Duterte’s rise and the fate of a neglected public

Philippine President Rodrigo Duterte has confirmed that he killed three men during his time as mayor of Davao city, despite officials trying to downplay an earlier admission. Duterte’s comments might yet hurt his popularity but that seems unlikely. Duterte’s national crusade has resulted in an alarming daily average of 34 drug war-related murders. Despite this death toll and international condemnation, public satisfaction with his anti-drug war is at a significantly high rate of 78%. How can this be explained in a country that a mere 30 years ago brought down a dictator without resorting to violence? How could a nation that inspired the world with its peaceful “People Power” revolution now welcome a return to the state-sanctioned murders of the martial-law era of 1972-1981? Duterte’s rise is an evolving lesson in the vulnerability of democracies in the face of a neglected public. The democratic institutions of the Philippines have little power when faced with a populist president determined to channel frustrations into immediate actions.
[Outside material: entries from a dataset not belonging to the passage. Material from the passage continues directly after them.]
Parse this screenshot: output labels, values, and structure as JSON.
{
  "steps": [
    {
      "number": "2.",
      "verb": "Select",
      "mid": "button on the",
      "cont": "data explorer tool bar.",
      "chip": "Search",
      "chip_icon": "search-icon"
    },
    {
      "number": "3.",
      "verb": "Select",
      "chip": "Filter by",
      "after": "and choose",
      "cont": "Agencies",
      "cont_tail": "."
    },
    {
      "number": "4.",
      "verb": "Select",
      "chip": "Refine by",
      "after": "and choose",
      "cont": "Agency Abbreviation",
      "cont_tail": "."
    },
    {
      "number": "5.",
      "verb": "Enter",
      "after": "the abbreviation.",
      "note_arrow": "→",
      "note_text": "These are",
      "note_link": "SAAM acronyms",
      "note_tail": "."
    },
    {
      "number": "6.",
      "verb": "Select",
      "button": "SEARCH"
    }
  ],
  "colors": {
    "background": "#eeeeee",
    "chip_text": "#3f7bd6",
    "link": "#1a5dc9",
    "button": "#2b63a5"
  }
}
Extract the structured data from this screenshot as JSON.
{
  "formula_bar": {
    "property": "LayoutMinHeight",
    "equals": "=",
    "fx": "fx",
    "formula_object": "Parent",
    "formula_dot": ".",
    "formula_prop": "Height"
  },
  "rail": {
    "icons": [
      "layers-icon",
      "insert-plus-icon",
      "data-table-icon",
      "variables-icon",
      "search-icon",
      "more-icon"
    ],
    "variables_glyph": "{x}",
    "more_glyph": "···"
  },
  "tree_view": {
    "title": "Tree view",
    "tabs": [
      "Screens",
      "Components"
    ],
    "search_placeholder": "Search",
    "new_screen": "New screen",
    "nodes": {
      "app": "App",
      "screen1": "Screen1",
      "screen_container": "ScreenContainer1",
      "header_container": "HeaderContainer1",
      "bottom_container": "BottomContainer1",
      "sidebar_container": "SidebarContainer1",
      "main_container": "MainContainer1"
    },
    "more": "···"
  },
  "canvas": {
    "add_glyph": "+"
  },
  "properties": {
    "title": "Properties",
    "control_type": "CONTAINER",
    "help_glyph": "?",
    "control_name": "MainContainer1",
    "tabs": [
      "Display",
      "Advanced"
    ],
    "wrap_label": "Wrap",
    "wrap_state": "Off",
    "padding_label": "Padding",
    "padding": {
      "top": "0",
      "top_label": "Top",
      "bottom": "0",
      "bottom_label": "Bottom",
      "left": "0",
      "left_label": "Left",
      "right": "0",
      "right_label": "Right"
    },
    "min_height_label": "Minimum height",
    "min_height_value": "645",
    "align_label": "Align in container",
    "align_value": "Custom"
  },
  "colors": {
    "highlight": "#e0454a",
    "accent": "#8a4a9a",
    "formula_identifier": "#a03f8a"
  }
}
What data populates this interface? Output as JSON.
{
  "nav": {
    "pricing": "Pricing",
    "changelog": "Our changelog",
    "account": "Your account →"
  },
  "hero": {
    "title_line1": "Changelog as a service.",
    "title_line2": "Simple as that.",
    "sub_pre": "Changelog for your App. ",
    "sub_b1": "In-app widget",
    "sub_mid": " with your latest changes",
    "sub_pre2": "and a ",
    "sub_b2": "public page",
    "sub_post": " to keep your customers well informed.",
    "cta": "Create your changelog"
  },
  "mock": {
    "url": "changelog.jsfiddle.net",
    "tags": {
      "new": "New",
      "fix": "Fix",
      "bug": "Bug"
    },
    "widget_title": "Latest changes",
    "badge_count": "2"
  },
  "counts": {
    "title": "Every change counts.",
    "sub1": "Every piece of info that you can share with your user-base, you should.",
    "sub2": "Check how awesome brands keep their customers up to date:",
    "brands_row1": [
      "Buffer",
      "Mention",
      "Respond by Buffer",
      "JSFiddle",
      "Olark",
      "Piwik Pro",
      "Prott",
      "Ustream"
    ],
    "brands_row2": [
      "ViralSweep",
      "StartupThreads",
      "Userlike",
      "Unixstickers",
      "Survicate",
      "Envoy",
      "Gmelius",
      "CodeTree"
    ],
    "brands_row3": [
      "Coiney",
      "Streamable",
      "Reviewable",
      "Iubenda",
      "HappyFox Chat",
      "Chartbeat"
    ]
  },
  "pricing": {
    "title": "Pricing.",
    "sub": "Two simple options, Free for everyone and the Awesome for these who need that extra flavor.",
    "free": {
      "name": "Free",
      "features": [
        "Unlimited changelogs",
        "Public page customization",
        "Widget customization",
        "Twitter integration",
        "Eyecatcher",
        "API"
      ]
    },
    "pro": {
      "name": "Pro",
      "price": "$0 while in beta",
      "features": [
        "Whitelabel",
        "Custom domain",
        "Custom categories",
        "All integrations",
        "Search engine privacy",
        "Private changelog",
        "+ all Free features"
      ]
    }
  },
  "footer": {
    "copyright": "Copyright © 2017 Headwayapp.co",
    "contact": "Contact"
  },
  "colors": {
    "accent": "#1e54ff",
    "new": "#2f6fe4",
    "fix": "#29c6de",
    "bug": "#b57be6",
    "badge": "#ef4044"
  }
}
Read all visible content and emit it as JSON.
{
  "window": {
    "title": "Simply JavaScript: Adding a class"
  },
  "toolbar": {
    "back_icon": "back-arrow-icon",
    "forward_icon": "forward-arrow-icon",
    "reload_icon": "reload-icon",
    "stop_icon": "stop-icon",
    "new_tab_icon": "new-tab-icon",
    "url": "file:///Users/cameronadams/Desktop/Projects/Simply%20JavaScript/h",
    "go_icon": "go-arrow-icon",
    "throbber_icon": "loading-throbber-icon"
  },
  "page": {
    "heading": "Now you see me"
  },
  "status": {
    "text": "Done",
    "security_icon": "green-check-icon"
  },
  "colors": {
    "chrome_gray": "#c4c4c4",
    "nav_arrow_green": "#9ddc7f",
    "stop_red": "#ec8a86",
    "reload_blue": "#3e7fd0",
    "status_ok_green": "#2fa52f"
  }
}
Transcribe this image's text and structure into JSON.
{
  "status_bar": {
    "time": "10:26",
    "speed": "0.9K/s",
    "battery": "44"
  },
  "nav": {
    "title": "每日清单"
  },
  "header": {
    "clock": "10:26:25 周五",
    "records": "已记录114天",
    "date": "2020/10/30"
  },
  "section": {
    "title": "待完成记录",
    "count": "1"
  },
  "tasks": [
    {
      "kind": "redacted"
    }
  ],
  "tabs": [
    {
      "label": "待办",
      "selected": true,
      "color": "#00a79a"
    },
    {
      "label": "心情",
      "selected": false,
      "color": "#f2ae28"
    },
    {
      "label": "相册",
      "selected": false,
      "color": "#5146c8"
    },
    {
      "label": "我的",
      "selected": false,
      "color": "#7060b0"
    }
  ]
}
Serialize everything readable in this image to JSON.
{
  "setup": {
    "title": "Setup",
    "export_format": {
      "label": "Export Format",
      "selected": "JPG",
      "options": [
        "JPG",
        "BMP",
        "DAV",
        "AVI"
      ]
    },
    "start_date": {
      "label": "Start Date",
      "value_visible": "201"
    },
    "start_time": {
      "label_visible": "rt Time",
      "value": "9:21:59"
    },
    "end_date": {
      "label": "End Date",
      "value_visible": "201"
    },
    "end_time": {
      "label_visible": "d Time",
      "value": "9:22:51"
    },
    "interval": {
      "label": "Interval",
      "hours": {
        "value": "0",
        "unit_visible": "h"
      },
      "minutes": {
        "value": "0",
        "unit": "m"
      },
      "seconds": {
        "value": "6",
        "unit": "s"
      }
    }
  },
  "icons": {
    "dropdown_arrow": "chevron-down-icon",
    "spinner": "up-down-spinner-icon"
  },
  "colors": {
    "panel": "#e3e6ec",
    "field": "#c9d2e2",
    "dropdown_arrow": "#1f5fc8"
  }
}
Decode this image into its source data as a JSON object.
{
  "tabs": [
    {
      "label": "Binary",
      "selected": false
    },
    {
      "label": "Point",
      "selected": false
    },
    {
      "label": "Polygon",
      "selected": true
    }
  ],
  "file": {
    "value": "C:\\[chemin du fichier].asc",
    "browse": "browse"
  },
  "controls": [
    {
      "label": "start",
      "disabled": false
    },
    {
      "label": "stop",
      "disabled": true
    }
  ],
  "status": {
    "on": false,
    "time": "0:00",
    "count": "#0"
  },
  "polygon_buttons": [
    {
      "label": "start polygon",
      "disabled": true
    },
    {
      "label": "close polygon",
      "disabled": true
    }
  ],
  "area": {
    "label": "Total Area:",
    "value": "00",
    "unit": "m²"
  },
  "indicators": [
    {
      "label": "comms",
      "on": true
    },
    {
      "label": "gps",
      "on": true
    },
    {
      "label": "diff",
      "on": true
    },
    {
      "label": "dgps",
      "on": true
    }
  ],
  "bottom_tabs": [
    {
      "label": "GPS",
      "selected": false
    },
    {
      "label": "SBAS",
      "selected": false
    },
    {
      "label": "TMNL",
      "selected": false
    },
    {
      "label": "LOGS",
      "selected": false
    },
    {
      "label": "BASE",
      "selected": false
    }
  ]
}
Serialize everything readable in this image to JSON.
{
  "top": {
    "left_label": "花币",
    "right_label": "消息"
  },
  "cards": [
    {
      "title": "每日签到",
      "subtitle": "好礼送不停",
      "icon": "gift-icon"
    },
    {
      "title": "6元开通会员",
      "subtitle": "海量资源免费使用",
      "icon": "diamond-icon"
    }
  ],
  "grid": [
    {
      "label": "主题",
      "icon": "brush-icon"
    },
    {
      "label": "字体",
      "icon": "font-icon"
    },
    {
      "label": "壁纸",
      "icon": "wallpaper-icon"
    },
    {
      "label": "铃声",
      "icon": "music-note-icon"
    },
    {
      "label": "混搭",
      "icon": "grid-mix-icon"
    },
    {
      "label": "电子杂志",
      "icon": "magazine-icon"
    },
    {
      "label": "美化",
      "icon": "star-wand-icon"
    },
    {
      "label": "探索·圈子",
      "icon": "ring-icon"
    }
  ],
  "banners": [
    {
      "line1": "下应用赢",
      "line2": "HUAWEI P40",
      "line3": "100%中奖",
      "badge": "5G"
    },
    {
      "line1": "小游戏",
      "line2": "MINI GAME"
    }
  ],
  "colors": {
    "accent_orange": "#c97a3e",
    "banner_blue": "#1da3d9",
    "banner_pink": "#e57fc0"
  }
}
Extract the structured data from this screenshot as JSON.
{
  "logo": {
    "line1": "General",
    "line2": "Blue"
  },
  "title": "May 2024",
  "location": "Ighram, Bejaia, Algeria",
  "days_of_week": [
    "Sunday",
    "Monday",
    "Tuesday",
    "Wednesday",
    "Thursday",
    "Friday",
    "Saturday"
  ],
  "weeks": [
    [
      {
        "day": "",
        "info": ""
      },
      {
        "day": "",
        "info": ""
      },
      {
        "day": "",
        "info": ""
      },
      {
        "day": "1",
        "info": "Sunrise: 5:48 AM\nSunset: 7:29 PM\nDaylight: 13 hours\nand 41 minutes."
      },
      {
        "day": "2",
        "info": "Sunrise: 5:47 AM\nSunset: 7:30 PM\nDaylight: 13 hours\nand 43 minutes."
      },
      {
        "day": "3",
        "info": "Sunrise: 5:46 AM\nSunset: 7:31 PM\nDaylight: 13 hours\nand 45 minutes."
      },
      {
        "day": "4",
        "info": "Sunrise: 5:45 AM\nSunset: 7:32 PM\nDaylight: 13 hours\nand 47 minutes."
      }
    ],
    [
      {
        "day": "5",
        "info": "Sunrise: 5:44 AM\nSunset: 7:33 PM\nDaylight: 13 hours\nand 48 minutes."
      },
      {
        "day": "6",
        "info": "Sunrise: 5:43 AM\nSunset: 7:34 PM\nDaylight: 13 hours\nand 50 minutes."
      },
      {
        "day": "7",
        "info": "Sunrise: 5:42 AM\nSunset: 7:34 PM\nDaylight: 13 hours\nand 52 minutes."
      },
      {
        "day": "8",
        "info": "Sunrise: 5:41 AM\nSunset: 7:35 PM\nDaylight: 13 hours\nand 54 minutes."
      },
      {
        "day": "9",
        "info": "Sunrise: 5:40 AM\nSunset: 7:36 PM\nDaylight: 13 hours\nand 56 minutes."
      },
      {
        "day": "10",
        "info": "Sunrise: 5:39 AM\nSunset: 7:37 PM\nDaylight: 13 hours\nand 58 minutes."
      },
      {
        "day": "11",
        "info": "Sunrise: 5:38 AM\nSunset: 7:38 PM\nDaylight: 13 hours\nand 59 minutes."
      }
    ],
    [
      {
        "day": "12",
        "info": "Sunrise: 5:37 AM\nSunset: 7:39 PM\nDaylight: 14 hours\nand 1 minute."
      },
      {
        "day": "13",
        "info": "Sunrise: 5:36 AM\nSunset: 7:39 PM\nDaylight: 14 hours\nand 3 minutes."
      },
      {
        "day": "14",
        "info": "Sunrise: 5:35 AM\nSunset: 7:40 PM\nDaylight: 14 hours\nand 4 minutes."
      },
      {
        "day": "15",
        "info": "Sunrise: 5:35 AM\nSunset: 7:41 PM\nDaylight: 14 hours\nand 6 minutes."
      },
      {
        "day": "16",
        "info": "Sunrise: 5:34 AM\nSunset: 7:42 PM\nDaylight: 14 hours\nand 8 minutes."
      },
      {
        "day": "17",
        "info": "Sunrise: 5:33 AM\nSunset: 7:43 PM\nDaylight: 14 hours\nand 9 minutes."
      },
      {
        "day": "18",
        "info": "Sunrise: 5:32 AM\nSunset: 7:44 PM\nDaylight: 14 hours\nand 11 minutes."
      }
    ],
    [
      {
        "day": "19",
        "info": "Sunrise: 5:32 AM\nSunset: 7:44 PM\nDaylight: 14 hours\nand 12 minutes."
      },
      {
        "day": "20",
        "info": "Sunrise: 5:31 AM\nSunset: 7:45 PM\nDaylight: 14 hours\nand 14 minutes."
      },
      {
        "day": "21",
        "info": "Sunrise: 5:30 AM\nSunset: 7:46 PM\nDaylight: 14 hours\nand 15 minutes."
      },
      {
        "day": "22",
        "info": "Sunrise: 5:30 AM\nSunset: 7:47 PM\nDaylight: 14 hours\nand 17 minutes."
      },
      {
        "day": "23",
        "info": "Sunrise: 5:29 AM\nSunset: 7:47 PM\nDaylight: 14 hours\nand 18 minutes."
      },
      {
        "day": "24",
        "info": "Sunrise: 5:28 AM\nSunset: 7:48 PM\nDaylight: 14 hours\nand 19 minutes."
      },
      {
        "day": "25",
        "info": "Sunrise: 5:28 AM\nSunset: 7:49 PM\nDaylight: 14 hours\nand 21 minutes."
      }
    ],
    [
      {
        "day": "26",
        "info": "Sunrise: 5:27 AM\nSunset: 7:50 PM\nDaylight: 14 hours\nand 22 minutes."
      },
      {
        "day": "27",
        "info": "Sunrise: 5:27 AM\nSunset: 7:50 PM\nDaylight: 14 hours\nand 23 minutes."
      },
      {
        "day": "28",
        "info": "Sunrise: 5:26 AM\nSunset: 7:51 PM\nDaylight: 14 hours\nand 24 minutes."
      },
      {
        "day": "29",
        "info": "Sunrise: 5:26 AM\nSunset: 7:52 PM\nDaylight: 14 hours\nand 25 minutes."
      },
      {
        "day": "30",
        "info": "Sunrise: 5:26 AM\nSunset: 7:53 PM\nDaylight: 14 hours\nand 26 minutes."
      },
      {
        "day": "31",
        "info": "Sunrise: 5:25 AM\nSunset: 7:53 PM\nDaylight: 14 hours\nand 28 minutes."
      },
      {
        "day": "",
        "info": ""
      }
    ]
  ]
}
Unfulfilled promise In 1986, millions of Filipinos ended Ferdinand Marcos’ dictatorship …

Is slavery making a comeback?

The members of the United Nations Security Council hear terrible stories from conflict zones with alarming frequency. So it takes a truly horrific tale to bring them to tears. Yet as officials in the Council listened in December to Nadia Murad Basee Taha bravely recount her torturous ordeal as an Islamic State sex slave, some wept openly. When she fell silent, she received a rare ovation. Murad is returning next week to the UN to be inducted as a Goodwill Ambassador for the Dignity of Survivors of Human Trafficking. Since her last visit, the Security Council has requested a report from the Secretary-General on human trafficking in conflict, and what can be done about it. The council should act soon – because the problem appears to be rapidly getting worse. Is slavery making a comeback? International law is clear that slavery is never allowed, anywhere, any time. Yet the best estimates suggest that 45.8 million people alive today are enslaved. Armed groups have long forced vulnerable people into sexual exploitation, military service, and forced labor …

Racism and Teaching Anti-Racism

WE ARE NOT BORN RACIST People are not born racist. As former U.S. President Barack Obama, quoting Nelson Mandela, former president of South Africa, tweeted shortly after the tragic events in Charlottesville August 12, 2017 in which the university town was overtaken by white supremacists and hate groups, resulting in the killing of a counter protester, Heather Heyer, “No one is born hating another person because of the color of his skin or his background or his religion. People must learn to hate, and if they can learn to hate, they can be taught to love, for love comes more naturally to the human heart than its opposite.” Very young children do not naturally choose friends based on the color of their skin. In a video created by the BBC children’s network CBeebies, Everyone’s Welcome, pairs of children explain the differences between themselves without referring to the color of their skin or ethnicity, even though those differences exist. As Nick Arnold writes in What Adults Can Learn About Discrimination From Kids, according to Sally Palmer, Ph.D., lecturer in the …

No more victimisation

At the end of this year’s Cannes Film Festival, actress Jessica Chastain – who was serving as a jury member – said that she found the portrayals of women in the festival’s films “quite disturbing.” To many, this isn’t exactly news. The lack of women in film – in front of and behind the camera – has been at the forefront of Hollywood criticism in recent years, with scholars and writers detailing the various ways women tend to be underrepresented or cast in stereotypical roles. University of Southern California communications professor Stacy Smith, who researches depictions of gender and race in film and TV, found that of the 5,839 characters in the 129 top-grossing films released between 2006 and 2011, fewer than 30 percent were girls or women. Meanwhile, only 50 percent of films fulfill the criteria of the Bechdel Test, which asks whether a film features at least two women who talk to each other about something other than a man. Despite the uphill climb for women in film, it isn’t all doom and …